A keen pop nous, lo-fi integrity and a reluctance to resort to emo-by-numbers barking when stuck for a chorus have set them apart.

This fifth studio album – after a five-year split – pushes the Get Up gumption further still. Beats brood and bristle with gothic intensity. Matt Pryor sings of lost faith, falling bombs and personal breakdowns more redolent of Tool offshoot A Perfect Circle or their own dark 2005 album Guilt Show than their power pop roots.

Fuzz guitars merge and meld with cranky synthesisers until neither know which they started out as. When TGUK are not indulging their twisted synth-pop underside on Shatter Your Lungs or Automatic, there’s an atmospheric fire in the bellies of Tithe, Pararelevant and Keith Case that screams ‘emo Radiohead’.

Experimental, expansive and challenging – yet intrinsically melodic and propulsive – There Are Rules proves the opposite.

Mark Beaumont

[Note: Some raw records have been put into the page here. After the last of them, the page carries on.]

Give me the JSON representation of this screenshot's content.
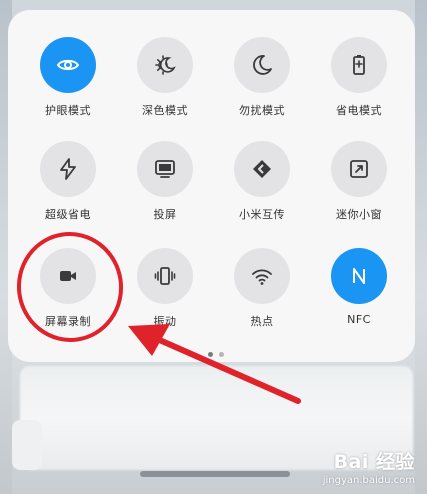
{
  "tiles": [
    {
      "label": "护眼模式",
      "icon": "eye-icon",
      "active": true
    },
    {
      "label": "深色模式",
      "icon": "sun-moon-icon",
      "active": false
    },
    {
      "label": "勿扰模式",
      "icon": "moon-icon",
      "active": false
    },
    {
      "label": "省电模式",
      "icon": "battery-icon",
      "active": false
    },
    {
      "label": "超级省电",
      "icon": "lightning-icon",
      "active": false
    },
    {
      "label": "投屏",
      "icon": "screen-cast-icon",
      "active": false
    },
    {
      "label": "小米互传",
      "icon": "mi-share-icon",
      "active": false
    },
    {
      "label": "迷你小窗",
      "icon": "mini-window-icon",
      "active": false
    },
    {
      "label": "屏幕录制",
      "icon": "video-camera-icon",
      "active": false
    },
    {
      "label": "振动",
      "icon": "vibrate-icon",
      "active": false
    },
    {
      "label": "热点",
      "icon": "hotspot-icon",
      "active": false
    },
    {
      "label": "NFC",
      "icon": "nfc-icon",
      "active": true
    }
  ],
  "pagination": {
    "pages": 2,
    "current": 1
  },
  "watermark": {
    "main": "Bai 经验",
    "sub": "jingyan.baidu.com"
  },
  "colors": {
    "accent": "#1b95f3",
    "annotation": "#e0222a"
  }
}
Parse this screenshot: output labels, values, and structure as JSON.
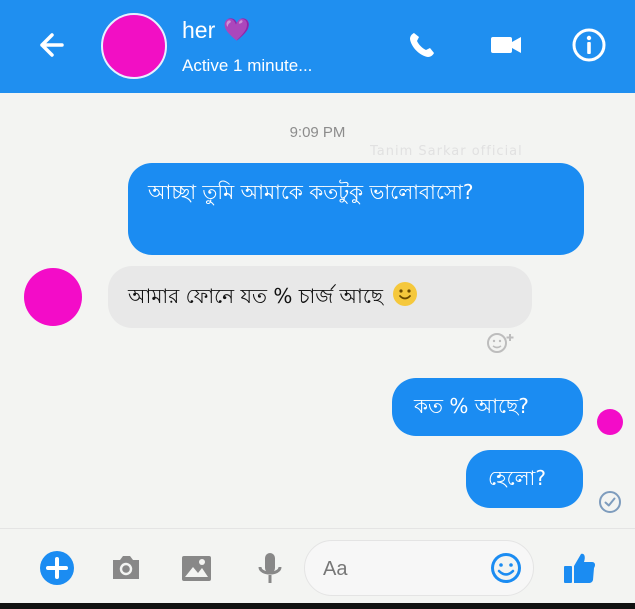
{
  "header": {
    "name": "her",
    "heart": "💜",
    "status": "Active 1 minute...",
    "icons": [
      "back-arrow-icon",
      "phone-icon",
      "video-camera-icon",
      "info-icon"
    ]
  },
  "conversation": {
    "timestamp": "9:09 PM",
    "watermark": "Tanim Sarkar official",
    "messages": [
      {
        "sender": "me",
        "text": "আচ্ছা তুমি আমাকে কতটুকু ভালোবাসো?"
      },
      {
        "sender": "her",
        "text": "আমার ফোনে যত % চার্জ আছে"
      },
      {
        "sender": "me",
        "text": "কত % আছে?"
      },
      {
        "sender": "me",
        "text": "হেলো?"
      }
    ]
  },
  "composer": {
    "placeholder": "Aa"
  },
  "colors": {
    "header": "#1f8ff0",
    "sent_bubble": "#1b8cf2",
    "received_bubble": "#e8e8e8",
    "avatar": "#f20fc4"
  }
}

Mark Beaumont is a music journalist with almost three decades' experience writing for publications including Classic Rock, NME, The Guardian, The Independent, The Telegraph, The Times, Uncut and Melody Maker. He has written major biographies on Muse, Jay-Z, The Killers, Kanye West and Bon Iver and his debut novel [6666666666] is available on Kindle.